By Alison Ramsey
IAHPC Newsletter Editor
Two events decided Koffi Tengue’s path in life. When he was seven years old, a child bitten by a snake died while the child’s father dashed home to get money for treatment, which the health center refused to provide before payment; and when he was a first-year med student, he watched his mother die of cancer—“an unforgivable disease.”
In response, in 1997 he joined with others to found Organisation Jeunesse pour le Développement Communautaire (Youth Organization for Community Development), or ORJEDEC, in Kouvé, his village in Togo.

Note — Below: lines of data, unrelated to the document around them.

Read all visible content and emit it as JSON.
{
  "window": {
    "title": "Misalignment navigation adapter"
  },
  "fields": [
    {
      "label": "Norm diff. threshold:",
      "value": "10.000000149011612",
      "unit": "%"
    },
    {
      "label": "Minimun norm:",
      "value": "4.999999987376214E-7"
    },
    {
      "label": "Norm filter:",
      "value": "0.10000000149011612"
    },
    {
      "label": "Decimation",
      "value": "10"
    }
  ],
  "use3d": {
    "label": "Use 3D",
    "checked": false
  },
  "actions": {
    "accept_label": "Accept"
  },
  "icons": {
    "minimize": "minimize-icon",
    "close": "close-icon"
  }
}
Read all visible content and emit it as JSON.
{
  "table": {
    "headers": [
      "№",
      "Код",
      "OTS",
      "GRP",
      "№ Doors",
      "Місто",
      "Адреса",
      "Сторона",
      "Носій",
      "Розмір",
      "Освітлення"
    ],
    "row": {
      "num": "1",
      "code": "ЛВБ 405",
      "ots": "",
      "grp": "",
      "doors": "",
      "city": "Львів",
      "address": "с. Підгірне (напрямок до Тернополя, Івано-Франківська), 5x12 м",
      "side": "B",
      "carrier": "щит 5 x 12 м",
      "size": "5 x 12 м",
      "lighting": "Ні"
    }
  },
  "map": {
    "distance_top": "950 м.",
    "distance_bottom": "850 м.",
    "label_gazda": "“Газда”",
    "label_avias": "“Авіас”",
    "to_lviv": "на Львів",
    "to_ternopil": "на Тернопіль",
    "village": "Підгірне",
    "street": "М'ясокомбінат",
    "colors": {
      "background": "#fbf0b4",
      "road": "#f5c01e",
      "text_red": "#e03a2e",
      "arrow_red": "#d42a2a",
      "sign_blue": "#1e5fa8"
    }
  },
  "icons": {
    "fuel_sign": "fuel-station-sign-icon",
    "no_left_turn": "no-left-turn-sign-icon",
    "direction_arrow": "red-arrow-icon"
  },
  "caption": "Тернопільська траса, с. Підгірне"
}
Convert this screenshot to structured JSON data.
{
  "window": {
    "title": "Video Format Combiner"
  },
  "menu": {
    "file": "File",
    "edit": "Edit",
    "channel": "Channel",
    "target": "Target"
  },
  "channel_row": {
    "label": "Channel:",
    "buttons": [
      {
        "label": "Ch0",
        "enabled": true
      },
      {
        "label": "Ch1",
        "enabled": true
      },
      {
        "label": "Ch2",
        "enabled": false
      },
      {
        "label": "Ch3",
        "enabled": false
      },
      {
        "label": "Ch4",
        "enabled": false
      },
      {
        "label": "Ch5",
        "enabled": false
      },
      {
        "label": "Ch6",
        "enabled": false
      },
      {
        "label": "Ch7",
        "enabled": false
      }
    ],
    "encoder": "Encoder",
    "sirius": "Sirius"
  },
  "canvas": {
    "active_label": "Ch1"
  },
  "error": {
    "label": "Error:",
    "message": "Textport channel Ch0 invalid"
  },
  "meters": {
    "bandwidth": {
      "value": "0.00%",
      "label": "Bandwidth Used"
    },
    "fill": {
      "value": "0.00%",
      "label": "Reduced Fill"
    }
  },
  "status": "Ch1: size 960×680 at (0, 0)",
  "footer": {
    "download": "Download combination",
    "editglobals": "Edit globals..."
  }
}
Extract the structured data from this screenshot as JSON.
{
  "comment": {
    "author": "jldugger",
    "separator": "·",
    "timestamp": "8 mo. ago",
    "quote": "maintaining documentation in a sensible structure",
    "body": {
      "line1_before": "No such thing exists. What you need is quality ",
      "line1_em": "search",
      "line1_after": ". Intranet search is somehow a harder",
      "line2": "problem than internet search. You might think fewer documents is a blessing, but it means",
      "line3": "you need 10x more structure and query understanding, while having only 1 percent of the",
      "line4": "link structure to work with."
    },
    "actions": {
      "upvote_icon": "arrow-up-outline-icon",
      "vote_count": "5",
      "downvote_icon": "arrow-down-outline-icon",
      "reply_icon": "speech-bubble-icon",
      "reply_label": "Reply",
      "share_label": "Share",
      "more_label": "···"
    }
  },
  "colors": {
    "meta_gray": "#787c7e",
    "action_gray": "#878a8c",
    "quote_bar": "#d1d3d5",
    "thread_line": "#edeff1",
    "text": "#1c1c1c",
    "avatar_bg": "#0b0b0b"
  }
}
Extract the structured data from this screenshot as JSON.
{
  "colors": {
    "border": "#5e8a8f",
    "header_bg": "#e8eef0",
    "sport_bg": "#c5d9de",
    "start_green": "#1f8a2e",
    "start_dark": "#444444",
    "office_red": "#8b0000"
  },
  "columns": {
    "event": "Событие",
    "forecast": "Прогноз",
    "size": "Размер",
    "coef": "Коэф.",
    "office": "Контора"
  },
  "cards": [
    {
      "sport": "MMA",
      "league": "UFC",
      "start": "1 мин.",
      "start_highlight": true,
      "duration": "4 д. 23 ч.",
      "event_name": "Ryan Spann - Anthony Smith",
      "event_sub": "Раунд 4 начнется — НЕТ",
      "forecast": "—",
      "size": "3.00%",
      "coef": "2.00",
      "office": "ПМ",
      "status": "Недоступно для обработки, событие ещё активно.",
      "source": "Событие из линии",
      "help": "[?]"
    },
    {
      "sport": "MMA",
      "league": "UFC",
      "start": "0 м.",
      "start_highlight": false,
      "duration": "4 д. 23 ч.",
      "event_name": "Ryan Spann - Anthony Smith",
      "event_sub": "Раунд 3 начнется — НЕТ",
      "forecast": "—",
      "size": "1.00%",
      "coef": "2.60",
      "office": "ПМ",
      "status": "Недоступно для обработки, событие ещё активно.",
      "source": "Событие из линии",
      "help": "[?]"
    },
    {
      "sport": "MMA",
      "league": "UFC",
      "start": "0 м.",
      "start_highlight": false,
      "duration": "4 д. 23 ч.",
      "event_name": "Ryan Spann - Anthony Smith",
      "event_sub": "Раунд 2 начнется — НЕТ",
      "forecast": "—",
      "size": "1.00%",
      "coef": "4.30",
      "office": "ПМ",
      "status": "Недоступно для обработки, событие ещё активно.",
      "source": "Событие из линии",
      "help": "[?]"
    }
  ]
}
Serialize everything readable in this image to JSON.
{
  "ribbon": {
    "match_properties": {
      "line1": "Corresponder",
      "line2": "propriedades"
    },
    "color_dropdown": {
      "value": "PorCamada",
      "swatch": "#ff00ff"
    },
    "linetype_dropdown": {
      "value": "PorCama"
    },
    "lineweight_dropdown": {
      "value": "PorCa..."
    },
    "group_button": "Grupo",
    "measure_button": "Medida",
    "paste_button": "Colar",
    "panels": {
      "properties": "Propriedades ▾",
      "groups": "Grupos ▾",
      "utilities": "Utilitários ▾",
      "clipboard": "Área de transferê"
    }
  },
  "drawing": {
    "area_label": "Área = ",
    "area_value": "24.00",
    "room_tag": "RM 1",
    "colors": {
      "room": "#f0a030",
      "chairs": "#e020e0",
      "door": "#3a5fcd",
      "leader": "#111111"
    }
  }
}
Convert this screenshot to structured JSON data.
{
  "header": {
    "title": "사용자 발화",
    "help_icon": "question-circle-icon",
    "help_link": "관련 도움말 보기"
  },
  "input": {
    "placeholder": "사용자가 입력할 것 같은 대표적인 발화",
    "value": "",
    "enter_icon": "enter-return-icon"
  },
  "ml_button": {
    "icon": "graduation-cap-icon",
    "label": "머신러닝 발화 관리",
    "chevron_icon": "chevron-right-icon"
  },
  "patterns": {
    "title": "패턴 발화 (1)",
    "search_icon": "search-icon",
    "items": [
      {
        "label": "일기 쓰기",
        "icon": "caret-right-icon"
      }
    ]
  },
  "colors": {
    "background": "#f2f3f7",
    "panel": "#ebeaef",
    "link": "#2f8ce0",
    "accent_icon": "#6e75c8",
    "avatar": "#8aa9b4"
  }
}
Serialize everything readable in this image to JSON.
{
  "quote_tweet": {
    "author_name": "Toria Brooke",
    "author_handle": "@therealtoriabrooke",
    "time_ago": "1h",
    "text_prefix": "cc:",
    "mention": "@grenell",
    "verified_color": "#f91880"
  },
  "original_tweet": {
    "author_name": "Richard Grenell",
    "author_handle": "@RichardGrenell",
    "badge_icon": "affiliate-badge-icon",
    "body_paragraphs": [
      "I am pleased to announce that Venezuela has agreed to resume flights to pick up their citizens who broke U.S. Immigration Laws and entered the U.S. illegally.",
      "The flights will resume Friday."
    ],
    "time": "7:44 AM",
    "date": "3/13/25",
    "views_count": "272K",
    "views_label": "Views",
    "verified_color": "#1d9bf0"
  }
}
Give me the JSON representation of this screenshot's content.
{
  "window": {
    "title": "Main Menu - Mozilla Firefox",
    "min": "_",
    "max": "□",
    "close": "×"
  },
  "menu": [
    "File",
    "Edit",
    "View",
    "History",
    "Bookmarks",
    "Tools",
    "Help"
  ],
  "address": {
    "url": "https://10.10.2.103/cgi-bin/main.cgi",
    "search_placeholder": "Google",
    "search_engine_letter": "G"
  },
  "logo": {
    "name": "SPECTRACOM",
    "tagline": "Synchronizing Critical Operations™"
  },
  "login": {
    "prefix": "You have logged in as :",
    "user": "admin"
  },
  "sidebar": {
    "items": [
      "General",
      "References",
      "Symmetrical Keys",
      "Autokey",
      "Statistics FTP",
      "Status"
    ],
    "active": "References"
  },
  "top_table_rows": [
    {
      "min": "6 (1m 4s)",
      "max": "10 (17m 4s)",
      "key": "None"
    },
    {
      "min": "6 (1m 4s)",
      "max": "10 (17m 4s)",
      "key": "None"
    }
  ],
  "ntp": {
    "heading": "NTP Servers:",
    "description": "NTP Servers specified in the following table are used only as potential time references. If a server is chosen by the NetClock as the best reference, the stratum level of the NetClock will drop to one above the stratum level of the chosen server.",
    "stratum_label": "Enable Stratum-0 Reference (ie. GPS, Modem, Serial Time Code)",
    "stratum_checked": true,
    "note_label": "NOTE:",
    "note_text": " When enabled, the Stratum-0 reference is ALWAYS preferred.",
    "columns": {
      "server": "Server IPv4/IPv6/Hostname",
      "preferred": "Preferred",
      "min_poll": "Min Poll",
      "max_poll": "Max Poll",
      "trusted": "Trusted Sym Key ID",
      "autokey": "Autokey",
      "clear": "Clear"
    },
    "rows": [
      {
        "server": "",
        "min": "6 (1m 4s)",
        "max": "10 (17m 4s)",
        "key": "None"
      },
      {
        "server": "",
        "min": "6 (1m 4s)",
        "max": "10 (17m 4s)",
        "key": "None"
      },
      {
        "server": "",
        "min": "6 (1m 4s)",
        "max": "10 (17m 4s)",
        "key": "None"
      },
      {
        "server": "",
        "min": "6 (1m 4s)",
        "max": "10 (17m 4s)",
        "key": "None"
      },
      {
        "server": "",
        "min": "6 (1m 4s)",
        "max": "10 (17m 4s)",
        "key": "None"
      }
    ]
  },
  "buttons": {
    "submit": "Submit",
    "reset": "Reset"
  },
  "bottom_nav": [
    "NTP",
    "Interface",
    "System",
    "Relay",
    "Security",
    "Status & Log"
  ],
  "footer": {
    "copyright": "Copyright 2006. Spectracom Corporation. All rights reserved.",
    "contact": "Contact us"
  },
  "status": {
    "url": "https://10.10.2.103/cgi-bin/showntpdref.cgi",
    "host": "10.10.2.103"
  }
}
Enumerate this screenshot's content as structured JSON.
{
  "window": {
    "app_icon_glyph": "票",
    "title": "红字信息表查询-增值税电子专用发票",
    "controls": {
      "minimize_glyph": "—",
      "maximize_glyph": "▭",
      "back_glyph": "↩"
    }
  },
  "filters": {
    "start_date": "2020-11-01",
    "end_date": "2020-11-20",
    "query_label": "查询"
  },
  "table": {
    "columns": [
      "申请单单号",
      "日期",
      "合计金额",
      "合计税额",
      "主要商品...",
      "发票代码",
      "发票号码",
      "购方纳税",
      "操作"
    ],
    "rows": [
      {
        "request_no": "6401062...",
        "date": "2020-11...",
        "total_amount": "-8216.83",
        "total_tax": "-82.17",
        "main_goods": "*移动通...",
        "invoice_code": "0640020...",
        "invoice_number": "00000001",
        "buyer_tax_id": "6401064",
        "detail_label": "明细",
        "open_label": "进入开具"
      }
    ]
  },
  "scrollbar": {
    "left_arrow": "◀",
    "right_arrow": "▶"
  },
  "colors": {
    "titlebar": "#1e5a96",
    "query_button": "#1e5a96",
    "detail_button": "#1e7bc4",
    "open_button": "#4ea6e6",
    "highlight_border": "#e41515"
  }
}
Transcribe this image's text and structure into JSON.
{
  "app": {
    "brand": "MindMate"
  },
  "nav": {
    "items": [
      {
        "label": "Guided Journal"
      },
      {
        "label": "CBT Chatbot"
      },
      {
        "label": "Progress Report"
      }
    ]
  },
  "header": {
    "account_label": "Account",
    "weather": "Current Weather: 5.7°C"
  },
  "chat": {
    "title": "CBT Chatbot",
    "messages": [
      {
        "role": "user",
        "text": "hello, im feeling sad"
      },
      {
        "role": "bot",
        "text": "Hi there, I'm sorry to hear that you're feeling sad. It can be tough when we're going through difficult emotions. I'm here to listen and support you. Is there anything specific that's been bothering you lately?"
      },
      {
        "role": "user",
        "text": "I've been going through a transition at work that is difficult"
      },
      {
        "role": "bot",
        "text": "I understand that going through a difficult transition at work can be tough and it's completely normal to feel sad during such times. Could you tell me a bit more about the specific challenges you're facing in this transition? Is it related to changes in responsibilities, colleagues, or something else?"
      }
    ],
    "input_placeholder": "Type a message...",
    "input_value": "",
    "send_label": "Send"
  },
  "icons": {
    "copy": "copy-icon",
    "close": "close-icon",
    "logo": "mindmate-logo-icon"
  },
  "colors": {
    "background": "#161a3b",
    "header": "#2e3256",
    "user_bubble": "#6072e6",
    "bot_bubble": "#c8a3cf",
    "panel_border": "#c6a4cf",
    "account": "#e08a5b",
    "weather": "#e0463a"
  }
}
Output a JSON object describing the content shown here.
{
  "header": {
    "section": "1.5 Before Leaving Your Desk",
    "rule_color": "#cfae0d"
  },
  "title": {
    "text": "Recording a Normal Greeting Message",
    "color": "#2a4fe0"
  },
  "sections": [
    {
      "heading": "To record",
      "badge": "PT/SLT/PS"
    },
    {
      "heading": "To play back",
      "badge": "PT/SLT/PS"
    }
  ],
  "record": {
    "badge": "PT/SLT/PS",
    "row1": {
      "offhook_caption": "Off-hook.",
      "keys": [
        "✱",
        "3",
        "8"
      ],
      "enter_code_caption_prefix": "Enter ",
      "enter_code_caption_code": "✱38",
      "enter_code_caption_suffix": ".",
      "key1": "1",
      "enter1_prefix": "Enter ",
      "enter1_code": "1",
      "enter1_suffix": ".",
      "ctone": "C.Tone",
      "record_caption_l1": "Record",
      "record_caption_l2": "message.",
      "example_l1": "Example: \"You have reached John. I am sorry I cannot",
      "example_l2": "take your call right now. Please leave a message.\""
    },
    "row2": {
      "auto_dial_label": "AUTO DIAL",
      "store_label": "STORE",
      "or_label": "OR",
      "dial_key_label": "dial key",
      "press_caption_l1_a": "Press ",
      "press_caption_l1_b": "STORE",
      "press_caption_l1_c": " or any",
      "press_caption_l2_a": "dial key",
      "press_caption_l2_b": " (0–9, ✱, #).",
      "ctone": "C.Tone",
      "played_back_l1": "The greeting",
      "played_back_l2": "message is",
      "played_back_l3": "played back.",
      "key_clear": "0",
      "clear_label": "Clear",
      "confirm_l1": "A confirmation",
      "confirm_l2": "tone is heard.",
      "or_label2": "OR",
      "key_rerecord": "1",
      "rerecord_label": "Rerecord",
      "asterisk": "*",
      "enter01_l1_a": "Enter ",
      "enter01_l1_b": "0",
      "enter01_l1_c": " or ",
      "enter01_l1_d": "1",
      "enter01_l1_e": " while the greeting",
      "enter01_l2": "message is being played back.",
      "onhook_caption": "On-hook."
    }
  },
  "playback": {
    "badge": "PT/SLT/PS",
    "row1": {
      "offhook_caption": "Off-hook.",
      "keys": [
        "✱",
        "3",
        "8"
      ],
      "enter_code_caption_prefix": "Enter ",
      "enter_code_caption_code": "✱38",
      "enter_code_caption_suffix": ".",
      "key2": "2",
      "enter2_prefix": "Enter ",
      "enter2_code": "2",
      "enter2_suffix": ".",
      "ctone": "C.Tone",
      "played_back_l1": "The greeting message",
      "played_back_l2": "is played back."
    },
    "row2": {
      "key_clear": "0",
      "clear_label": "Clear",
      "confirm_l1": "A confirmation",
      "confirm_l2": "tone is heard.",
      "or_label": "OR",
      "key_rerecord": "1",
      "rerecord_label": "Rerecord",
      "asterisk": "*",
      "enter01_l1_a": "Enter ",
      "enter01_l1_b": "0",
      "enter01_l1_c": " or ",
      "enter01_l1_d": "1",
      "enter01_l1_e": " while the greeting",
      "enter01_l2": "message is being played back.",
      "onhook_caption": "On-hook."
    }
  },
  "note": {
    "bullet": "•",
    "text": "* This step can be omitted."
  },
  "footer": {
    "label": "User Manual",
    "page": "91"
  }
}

ORJEDEC has matured to become an effective palliative care provider for children and adults, trainer of health care professionals and caregivers, and advocate locally, nationally, and internationally. Its achievements as a non-governmental organization have been nurtured through partnerships and support from—among others—Togo’s Ministry of Health, its National Association of Nurses, Hospice Africa Uganda, the African Palliative Care Association, and the IAHPC.
ORJEDEC by the numbers
Although ORJEDEC is based in Kouvé, a region of 25,000 people, its national partnerships translate into a country-wide influence to benefit 8.2 million citizens.
Its three key activities are: promotion of palliative care, prevention of serious diseases (such as cancer, HIV/AIDS, diabetes, etc.), and nutrition and counselling.
Its three palliative care experts (trained by Hospice Africa Uganda), two doctors, 14 nurses, a mental health specialist, a psychologist, two pastors, a sociologist, and 41 community-based volunteers cover a lot of ground. They meet and counsel patients at seven palliative care centers that cover the two largest regions of Togo as well as doing home care. They are working with the national association of nurses to provide services to out-of-area residents: in the meantime, they connect to other regions using WhatsApp, Facebook, and by phone.
ORJEDEC’s current mandate includes treating those with chronic and progressive diseases, as well as vulnerable patients suffering from COVID-19, in their homes and at private and public health care institutions.
It joined with SOS Soins Palliatifs in Togo in an ongoing effort to advocate for improved health insurance to help those with serious pathologies and limited prognosis, especially the neglected, frail elders, and the most financially fragile residents.
ORJEDEC’s plans include advocating for improved availability of morphine, integrating palliative care into educational curricula, and establishing a hospice serving West Africa. Another focus is to continue training caregivers in rural areas. The need, says, Dr. Tengue, is real and immediate; with a population of more than 7 million, Togo has 32,200 cases of cancer and HIV/AIDS.
Most important, however, is that “we do everything we can, with love, because a job well done is always satisfying.”